When setting set pieces up, it’s important to keep in mind what the game expects you to do. The most common area for corner deliveries is apparently the six-yard box. When defending corners, I have five in a line defending that area zonally.
On my attacking corners tactic, the six-yard box near the goal is loaded. The players set to ‘go forward’ simply find space to drop off and collect possession. That much is clear from the description accompanying the instruction to aim deliveries towards the penalty spot.
Free kicks are simpler, as there are so few instructions available. However, you can maximise your chances by having enough men forward to take advantage of any eventuality. Never said it had to be sophisticated.
Neither team can hold a high line or instruct their defensive line at all when defending free kick. You can exploit this by creating as many uncomfortable situations as possible! Hopefully, if enough opposition players are occupied, your best player might be able to win the header.
By the way, avoid letting the opposition do any of this. Having a tall, heavy team helps.
Throw-ins are also important. It’s easy to indirectly create goal-scoring opportunities with enough players looking for spaces in and around the area. That said, being counter-attacked from throw-ins is common; watch out for it!

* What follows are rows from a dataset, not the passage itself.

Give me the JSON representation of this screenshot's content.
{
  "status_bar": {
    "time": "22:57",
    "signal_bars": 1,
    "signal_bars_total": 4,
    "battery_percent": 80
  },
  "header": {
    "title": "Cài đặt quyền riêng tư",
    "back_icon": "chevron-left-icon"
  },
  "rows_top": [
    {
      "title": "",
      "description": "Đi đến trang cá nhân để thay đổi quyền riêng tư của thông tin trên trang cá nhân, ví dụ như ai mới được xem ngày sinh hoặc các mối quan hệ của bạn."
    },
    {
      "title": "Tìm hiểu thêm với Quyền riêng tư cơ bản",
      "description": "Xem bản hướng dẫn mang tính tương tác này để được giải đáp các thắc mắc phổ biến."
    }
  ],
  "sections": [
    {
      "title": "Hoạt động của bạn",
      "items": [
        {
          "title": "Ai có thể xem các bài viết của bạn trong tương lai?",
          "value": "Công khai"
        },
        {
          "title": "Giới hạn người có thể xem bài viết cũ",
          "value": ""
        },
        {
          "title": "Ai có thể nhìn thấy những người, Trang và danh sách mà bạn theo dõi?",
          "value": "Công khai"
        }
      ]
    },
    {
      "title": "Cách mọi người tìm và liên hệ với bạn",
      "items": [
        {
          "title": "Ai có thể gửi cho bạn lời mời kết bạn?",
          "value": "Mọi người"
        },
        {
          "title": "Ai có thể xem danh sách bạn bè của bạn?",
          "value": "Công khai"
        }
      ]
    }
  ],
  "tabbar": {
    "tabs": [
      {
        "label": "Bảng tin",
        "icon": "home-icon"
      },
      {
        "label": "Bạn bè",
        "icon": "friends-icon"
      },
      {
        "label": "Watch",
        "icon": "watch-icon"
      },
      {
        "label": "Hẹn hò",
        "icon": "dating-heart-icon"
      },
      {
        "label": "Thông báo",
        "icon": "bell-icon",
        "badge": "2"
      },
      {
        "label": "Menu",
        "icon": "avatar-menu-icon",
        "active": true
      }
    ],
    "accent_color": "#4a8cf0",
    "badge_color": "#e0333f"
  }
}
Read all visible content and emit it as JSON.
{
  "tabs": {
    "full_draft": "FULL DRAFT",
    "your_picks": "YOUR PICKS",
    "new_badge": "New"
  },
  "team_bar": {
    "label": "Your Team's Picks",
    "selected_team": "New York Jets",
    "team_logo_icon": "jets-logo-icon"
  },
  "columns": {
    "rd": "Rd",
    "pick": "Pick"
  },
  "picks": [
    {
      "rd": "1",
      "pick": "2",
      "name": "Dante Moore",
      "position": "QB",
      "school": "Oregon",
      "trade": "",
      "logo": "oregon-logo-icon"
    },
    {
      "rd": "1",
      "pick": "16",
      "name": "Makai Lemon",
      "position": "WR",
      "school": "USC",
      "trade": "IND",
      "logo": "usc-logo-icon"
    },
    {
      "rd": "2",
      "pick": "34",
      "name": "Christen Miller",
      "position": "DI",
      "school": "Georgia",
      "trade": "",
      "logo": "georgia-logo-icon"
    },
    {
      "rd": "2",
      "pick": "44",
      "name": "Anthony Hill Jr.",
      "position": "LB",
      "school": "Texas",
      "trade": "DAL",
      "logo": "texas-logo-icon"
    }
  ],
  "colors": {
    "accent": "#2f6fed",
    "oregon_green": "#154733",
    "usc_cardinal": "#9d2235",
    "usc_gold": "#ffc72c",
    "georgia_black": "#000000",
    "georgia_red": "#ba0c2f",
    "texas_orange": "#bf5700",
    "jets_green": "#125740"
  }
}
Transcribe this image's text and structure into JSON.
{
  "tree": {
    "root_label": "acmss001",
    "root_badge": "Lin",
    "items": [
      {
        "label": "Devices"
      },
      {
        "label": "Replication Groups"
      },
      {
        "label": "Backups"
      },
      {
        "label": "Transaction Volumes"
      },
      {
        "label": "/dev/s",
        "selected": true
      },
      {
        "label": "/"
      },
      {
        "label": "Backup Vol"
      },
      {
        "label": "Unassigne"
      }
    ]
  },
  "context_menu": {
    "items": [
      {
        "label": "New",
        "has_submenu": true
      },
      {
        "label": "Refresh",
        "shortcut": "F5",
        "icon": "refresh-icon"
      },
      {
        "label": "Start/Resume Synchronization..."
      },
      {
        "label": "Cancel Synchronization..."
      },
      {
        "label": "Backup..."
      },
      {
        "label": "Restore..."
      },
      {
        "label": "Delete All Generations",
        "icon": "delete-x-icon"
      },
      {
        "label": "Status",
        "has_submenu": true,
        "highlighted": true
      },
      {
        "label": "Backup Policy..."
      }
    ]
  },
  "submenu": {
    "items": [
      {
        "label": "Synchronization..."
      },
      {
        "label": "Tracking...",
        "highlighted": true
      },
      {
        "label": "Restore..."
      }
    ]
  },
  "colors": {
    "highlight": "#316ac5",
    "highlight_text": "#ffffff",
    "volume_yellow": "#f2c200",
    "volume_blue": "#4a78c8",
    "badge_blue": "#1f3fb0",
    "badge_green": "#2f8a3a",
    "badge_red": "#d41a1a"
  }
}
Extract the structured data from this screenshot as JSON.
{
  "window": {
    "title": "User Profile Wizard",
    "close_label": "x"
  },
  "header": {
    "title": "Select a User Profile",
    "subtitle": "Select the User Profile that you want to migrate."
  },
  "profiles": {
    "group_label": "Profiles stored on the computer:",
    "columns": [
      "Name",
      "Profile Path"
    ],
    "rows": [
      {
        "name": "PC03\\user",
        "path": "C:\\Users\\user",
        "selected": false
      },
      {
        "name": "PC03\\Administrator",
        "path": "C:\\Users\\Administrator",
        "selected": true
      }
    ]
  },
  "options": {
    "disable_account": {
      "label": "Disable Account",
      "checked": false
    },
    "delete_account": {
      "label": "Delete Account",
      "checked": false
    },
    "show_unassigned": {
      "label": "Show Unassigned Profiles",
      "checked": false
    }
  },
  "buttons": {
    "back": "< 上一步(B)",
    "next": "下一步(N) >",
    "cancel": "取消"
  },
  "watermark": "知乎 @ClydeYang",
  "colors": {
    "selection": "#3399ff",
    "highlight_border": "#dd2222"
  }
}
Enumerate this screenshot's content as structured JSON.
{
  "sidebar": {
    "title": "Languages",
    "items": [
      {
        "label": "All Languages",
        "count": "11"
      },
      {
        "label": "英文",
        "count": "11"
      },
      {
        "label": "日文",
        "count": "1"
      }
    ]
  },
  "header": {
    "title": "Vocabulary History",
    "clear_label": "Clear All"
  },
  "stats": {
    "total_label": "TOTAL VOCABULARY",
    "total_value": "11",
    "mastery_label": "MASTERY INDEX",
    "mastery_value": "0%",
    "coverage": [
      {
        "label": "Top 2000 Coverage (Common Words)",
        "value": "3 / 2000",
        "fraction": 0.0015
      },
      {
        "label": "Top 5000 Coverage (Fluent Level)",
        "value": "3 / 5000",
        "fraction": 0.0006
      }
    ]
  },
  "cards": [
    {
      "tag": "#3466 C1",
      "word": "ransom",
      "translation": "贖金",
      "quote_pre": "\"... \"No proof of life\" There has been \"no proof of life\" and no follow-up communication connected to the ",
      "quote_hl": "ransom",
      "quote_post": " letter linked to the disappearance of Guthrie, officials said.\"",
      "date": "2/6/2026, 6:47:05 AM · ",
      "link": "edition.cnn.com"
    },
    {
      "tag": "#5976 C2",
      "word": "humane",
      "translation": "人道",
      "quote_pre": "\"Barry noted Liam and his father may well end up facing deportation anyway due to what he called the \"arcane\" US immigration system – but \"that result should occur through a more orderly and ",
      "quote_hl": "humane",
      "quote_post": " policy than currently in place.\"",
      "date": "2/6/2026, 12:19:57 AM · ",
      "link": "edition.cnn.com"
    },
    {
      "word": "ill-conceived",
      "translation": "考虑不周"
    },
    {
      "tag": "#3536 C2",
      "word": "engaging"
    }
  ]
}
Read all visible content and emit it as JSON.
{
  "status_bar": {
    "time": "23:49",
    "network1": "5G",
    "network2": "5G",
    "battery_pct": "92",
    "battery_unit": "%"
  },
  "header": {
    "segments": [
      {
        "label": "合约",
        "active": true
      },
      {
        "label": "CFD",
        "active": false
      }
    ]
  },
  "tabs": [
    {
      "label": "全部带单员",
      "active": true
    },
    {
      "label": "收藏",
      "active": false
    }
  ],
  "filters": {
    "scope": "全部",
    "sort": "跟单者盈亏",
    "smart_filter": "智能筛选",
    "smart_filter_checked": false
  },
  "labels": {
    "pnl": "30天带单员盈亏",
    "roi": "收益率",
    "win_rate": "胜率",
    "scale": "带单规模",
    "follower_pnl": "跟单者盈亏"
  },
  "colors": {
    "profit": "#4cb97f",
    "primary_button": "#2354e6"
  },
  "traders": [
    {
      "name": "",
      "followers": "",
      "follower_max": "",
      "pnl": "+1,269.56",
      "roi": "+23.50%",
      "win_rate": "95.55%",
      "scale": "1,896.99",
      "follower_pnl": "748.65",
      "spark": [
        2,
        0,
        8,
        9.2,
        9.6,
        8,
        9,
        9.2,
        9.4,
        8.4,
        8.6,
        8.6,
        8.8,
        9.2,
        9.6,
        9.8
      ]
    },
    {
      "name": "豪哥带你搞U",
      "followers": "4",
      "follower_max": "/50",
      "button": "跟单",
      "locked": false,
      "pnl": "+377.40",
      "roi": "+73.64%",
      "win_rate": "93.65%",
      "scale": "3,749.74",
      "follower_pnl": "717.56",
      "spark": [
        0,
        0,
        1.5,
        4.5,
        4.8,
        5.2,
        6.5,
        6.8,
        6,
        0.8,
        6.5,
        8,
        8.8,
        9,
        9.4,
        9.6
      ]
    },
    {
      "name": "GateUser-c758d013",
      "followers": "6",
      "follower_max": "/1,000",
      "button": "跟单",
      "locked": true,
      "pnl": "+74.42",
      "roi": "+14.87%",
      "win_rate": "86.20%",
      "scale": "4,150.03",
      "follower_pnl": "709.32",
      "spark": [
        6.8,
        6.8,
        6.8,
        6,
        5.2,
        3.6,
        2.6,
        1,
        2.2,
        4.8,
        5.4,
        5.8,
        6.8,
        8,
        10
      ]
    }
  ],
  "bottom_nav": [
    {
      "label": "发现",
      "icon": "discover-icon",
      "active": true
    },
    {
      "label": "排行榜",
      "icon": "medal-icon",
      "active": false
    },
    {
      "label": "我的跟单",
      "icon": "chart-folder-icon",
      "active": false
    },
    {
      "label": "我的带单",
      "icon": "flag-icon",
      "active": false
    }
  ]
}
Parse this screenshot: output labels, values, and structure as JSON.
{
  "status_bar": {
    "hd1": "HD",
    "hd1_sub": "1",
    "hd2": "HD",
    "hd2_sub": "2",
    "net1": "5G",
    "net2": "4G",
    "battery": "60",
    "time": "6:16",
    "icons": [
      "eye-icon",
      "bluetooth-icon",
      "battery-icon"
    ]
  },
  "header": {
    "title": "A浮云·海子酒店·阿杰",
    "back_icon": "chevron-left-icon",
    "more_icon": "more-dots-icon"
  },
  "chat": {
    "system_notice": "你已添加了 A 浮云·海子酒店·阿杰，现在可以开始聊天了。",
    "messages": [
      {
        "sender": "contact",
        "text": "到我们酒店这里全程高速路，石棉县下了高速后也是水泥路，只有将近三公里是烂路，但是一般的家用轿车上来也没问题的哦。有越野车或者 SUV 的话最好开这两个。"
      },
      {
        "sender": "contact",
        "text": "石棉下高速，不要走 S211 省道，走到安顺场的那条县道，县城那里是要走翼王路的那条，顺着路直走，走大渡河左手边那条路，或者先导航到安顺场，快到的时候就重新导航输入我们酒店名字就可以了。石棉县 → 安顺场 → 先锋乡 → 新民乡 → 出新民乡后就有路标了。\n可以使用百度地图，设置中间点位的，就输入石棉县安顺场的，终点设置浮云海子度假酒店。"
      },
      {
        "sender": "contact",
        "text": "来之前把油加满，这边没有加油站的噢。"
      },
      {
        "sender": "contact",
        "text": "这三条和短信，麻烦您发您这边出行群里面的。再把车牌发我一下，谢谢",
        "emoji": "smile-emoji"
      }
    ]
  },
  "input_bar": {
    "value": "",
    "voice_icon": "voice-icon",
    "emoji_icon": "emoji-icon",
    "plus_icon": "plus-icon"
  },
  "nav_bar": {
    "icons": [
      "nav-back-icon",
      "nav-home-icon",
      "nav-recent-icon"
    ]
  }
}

This routine also moves the opposition defensive line deeper. As with the corner tactic, the players set to go forward are looking for space to drop off into. Only the central defender attacking the near post is looking to score. If the first ball lands to one of your players in the opposition penalty box, he’s lost his marker. By then, there’s so many other players waiting to pounce. The opposition are trying to re-adjust as if they’re a drain about to explode.
Keeping two outfield players back helps if the opposition manage to break away.
5. Be flexible about players’ positions, so the perfect player can be picked for every role.
This is essentially an extension of how I pick wing-backs. For every position, think about what the player will be required to do. Who’s the most comfortable player at doing that? Try to pick the best 11 players, if possible.
Playing natural DM’s, or even CM’s, as ball-playing defenders is common; if they’re brave on and off the ball. They’re used to snuffing out opposition counter-attacks and building marvellous moves from deep.
On the other end of the spectrum, I commonly play natural strikers as trequartista’s in attacking midfield. Trequartista’s are used to finding space off the ball, rather than sitting deep. They also catch any opportunity they sniff with all their claws.
Flair is imperative for these players, who can turn any attack into a front three in possession. They play at attacking midfield so that possession is lost less and the opposition midfield are closed down.
Epilogue to this piece of advice
Of course, this is just a summary of the most essential points specific to keeping clean sheets. I haven’t even touched upon other features of my tactic, my training, player interaction, or scouting. These invaluable parts of the game will also define your success at achieving any goal.
Below is a summary of our team statistics, to shed some light on what you might expect with this approach.